Action will also be taken to ensure that women are safe from gender-based violence in the workplace.
In her message of support, Minister in the Presidency Responsible for Women, Youth and Persons with Disabilities Maite Nkoana-Mashabane called on communities to report cases of abuse against women and children to the police.
“We demand justice and harsh sentences for the perpetrators of gender-based violence and femicide,” she said.
The President also spoke of the commitment to a new social compact with the country’s women.
“This will be driven by bold actions.The first action is to expand the access of women to economic opportunity,” he said.
Among other things, government will set aside 40% of public procurement for women-owned businesses.
National departments will be expected to monitor and report on how many women have participated in each public procurement process.
They will have to develop clear plans on how they will broaden women’s participation over the next 12 months.
“As Chair of the African Union we will also be working on policy guidelines to help member states, on our continent, develop similar interventions.”
The second action is to support women who operate small or micro businesses, including in the informal sector.
The third action is to speed up the process of giving women access to productive assets such as land.
On land reform, government will ensure that this process favours all historically disadvantaged people – including women – in getting land and the means to farm it.

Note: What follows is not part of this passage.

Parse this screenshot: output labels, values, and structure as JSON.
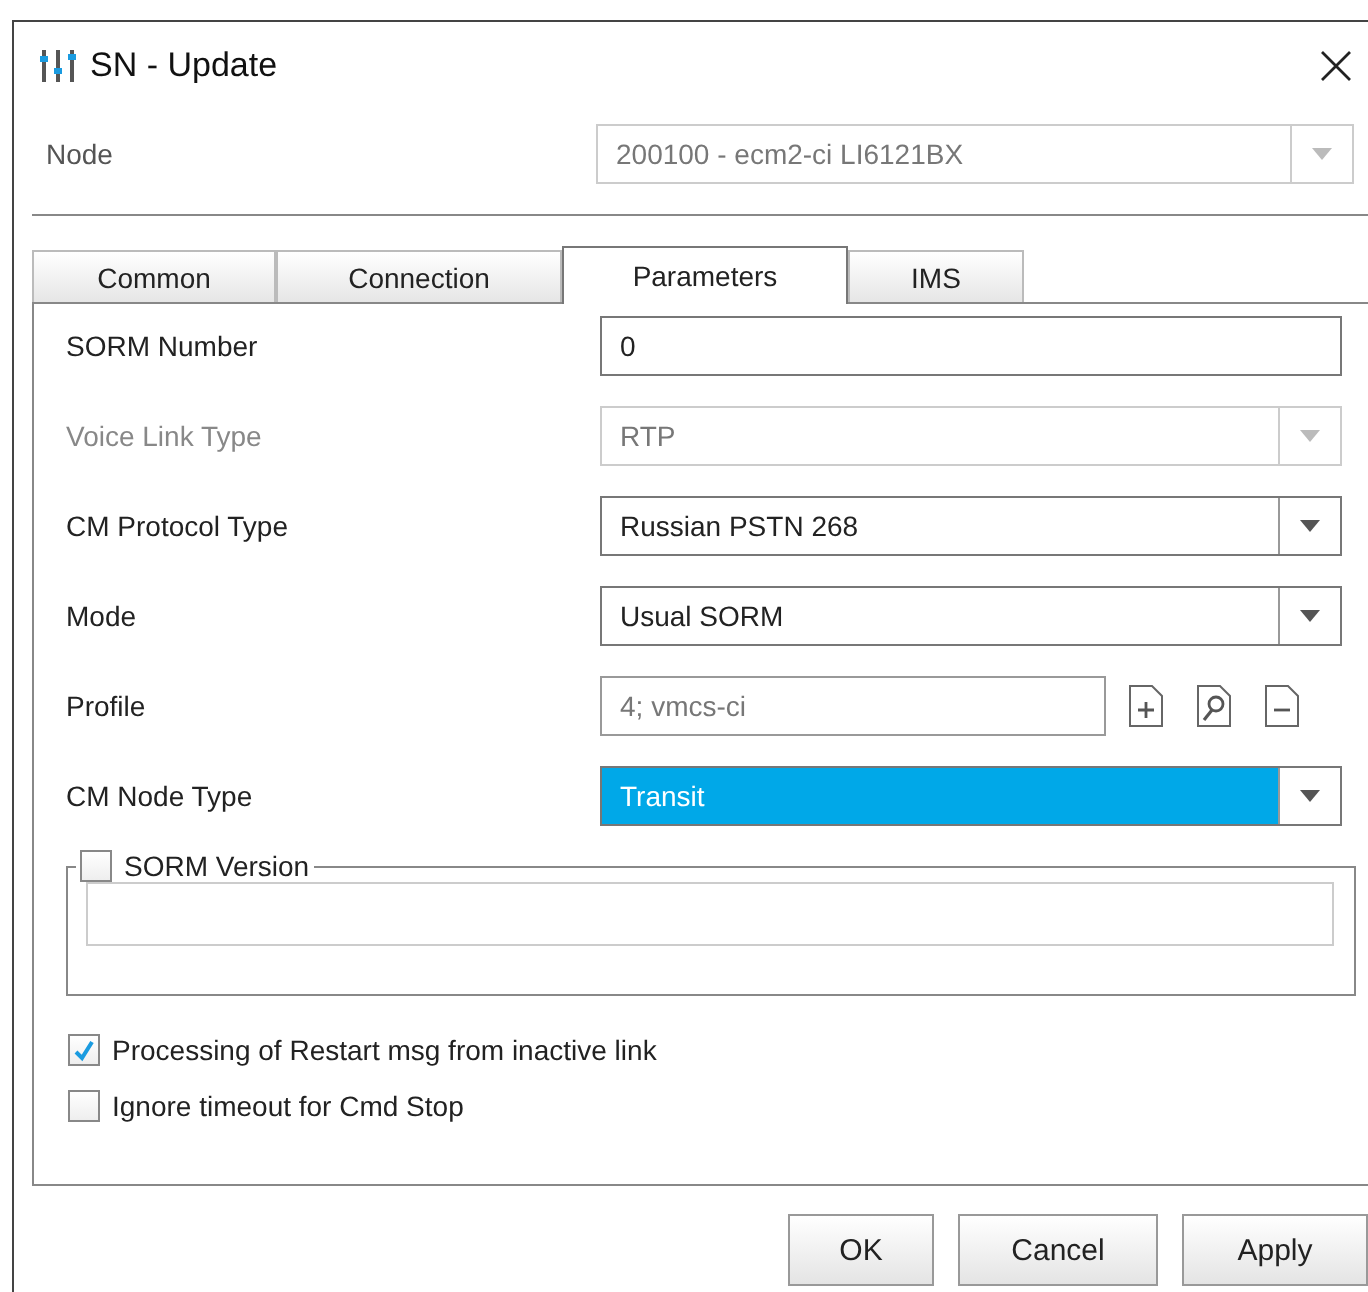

Of the R75 million in COVID-19 relief earmarked for farming input vouchers, 53% of the beneficiaries will be rural women.
“We must ensure that women subsistence and small-scale farmers continue to receive support beyond the lockdown.”
Supporting women businesses
At a time that the country is still under lockdown, President Ramaphosa said COVID-19 relief is also being provided to women-owned SMMEs through development finance institutions.
For example, of the total number of SMMEs benefiting from the Debt Relief Finance Scheme, 33% are women-owned businesses.
“We have prioritised black-owned and women-owned businesses in the procurement of personal protective equipment. There have been a number of success stories of women either starting businesses to produce personal protective equipment or modifying existing business operations.”
He also expressed concern about corruption that has marred our national effort to make personal protective equipment (PPEs) accessible to health workers.
“We expect the law enforcement agencies to find the culprits and ensure they face the full might of the law,” said President Ramaphosa.